Fela and Hip Hop

Anybody who knows me would tell you I’m a big fan of HipHop, not just the music but the culture, how it came to be and why it was born. Early rap songs were all about the struggle of the streets, the oppression of “The Man” and why “Niggas” have to live in ghettos. Some rappers still give that same story today however you might also peep them in their Bentley talking about being Ghetto Fabulous.

Anyway. I took time to focus on the “story of the struggle” and I believe no other man has been able to give it a better description other than the late great Fela Kuti. Listening to his lyrics you were able to get a vivid description of the nature of the gully Nigerian environment as the country was ushered into military rule. He was like a foreshadow of Tupac Shakur, Nigeria’s answer to Bob Marley. Hmm it’s funny how these great men die in unusual ways…. However this is not why we are here.

So indeed why are here? Let’s just say it was one of my very boring days listening to Fela’s “Beast of No Nation” amongst other songs and I decided to search on his influence on other forms of music. Of course my “best friend”, Wikipedia had a lot to say about him being the pioneer of Afrobeat and how he was influenced by the Funk sounds of the 70s in the United States. However hardly anything was written about Fela and his influence on urban music, hiphop to be more precise.

Fela today is being celebrated today as a cultural icon and a revolutionary leader. Online you can find stores that sell Fela merchandise like T-Shirts, however I wonder if his family gets paid royalties…. Many Nigerian artists, like Dbanj and Sauce Kid cite Fela Kuti as a major influence in their music. However you might expect that given that they are all from the same country. However, what is Fela’s influence on Hip Hop Culture overseas? Let’s take a look:

–        The Roots referenced him off one of their critically acclaimed albums, Rising Down:

Look, my squad half Mandrill, half Mandela// My Band ’bout 70 strong just like Fela

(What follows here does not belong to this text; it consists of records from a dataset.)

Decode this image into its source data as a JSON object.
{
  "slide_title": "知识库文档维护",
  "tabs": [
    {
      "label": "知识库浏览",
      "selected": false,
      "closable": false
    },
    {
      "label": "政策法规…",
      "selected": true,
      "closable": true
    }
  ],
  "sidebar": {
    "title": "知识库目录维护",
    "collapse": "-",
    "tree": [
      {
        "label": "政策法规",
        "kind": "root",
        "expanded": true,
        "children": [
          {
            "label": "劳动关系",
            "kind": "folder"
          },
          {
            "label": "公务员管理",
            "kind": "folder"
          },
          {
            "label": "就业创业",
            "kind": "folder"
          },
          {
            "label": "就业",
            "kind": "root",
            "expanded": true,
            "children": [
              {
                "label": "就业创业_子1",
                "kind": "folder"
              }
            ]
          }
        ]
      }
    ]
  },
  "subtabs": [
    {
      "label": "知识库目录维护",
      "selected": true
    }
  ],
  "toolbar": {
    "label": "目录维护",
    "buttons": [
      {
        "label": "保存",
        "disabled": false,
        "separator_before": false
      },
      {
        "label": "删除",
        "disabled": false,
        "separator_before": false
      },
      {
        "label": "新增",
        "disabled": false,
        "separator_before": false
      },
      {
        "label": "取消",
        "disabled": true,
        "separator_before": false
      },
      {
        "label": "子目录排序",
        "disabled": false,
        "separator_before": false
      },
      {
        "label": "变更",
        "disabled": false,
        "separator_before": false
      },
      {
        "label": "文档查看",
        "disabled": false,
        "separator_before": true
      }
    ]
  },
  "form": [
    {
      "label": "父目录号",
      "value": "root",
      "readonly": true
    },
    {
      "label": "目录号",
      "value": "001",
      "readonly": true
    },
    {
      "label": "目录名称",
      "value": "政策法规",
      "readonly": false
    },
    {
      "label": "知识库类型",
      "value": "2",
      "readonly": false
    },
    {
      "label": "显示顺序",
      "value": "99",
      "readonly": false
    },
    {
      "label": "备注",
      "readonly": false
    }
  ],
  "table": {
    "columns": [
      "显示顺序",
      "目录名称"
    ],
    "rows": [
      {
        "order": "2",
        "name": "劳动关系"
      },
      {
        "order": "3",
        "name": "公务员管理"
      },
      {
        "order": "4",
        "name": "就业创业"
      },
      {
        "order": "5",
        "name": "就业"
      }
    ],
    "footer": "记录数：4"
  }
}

–        Talib Referenced him on his song Joy off his Quality Album in 2002:

Kweli, I know how you feel, say bro’ I know how you feel (Fela, be my joy, yo)


–        Lupe Fiasco dropped one of the dopest Freestyles BMF- Building Minds Faster and mentioned the great legend:

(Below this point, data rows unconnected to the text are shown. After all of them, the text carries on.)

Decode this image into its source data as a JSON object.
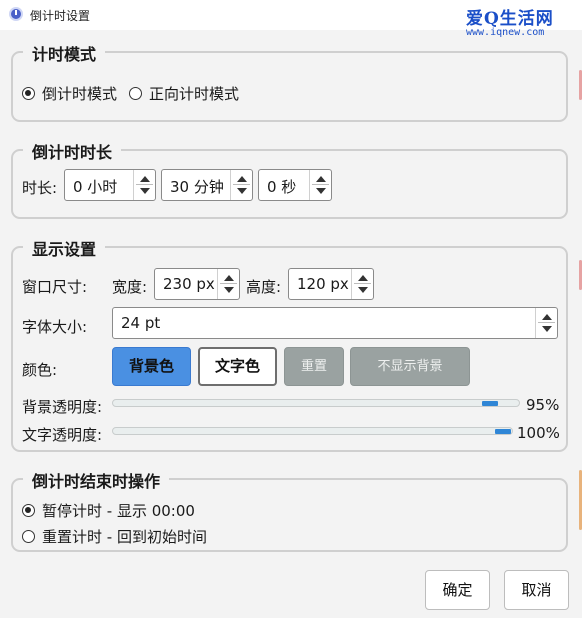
{
  "window": {
    "title": "倒计时设置"
  },
  "watermark": {
    "top": "爱Q生活网",
    "bottom": "www.iqnew.com"
  },
  "timer_mode": {
    "title": "计时模式",
    "options": [
      {
        "label": "倒计时模式",
        "checked": true
      },
      {
        "label": "正向计时模式",
        "checked": false
      }
    ]
  },
  "duration": {
    "title": "倒计时时长",
    "label": "时长:",
    "hours": "0 小时",
    "minutes": "30 分钟",
    "seconds": "0 秒"
  },
  "display": {
    "title": "显示设置",
    "window_size_label": "窗口尺寸:",
    "width_label": "宽度:",
    "width_value": "230 px",
    "height_label": "高度:",
    "height_value": "120 px",
    "font_size_label": "字体大小:",
    "font_size_value": "24 pt",
    "color_label": "颜色:",
    "bg_color_button": "背景色",
    "text_color_button": "文字色",
    "reset_button": "重置",
    "hide_bg_button": "不显示背景",
    "bg_opacity_label": "背景透明度:",
    "bg_opacity_value": "95%",
    "bg_opacity_level": 0.95,
    "text_opacity_label": "文字透明度:",
    "text_opacity_value": "100%",
    "text_opacity_level": 1.0
  },
  "end_action": {
    "title": "倒计时结束时操作",
    "options": [
      {
        "label": "暂停计时 - 显示 00:00",
        "checked": true
      },
      {
        "label": "重置计时 - 回到初始时间",
        "checked": false
      }
    ]
  },
  "footer": {
    "ok_button": "确定",
    "cancel_button": "取消"
  },
  "colors": {
    "accent": "#4a90e2",
    "slider": "#2f86d6",
    "disabled": "#9aa2a1"
  }
}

I think I’m Malcom X, Martin Luther, Add a King, Add a Junior //Some Bible verses, couple sunnas, An AK-47 that’s a Revolution// I think I’m Tupac, Bob Marley, Fela Kuti, Marcus Garvey


–        Red Hot Organization created a Tribute album: Red Hot + Riot: The Music and Spirit of Fela Kuti. This album was used as a fund raising tool for AIDS awareness and featured prominent artists like D’angelo, Dead Prez, Talib Kweli and Common

–        On August 18, 2009, award winning DJ Period released a Free Mixtape to the general public via his website that was a collaboration with Somali born hip hop artist K’naan pay tribute to Fela, Bob Marley and Bob Dylan titled “The Messengers”


Common in his critically acclaimed album; “Like Water for Chocolate” had the first track track titled “Time Travelin’ (A Tribute to Fela)” and the second track is called “Heat” which contains a sample from “Asiko” performed by Tony Allen, Fela’s drummer

Nas sampled “Na Poi” by Fela for Kuti for Warrior Song featuring Alicia Keys off his God’s Son album

Mos Def sampled Fear Not For Men by Fela Kuti for his track Fear Not of Man off his Black on Both Sides Album

–        Mike Love released The Nigerian Gangster Mixtape which features lyrics off Jay-Z’s American Gangster album and Fela Kuti’s samples

Last but not least, The Fela Broadway show funded and produced by HipHop icons Jay-Z and Will Smith

These are a few of the many influences Fela Kuti has had on Urban Hip Hop music. I believe in years to come, this great man will be celebrated more and the world would truly recognize him for his contribution to music.

Tunji Akinbami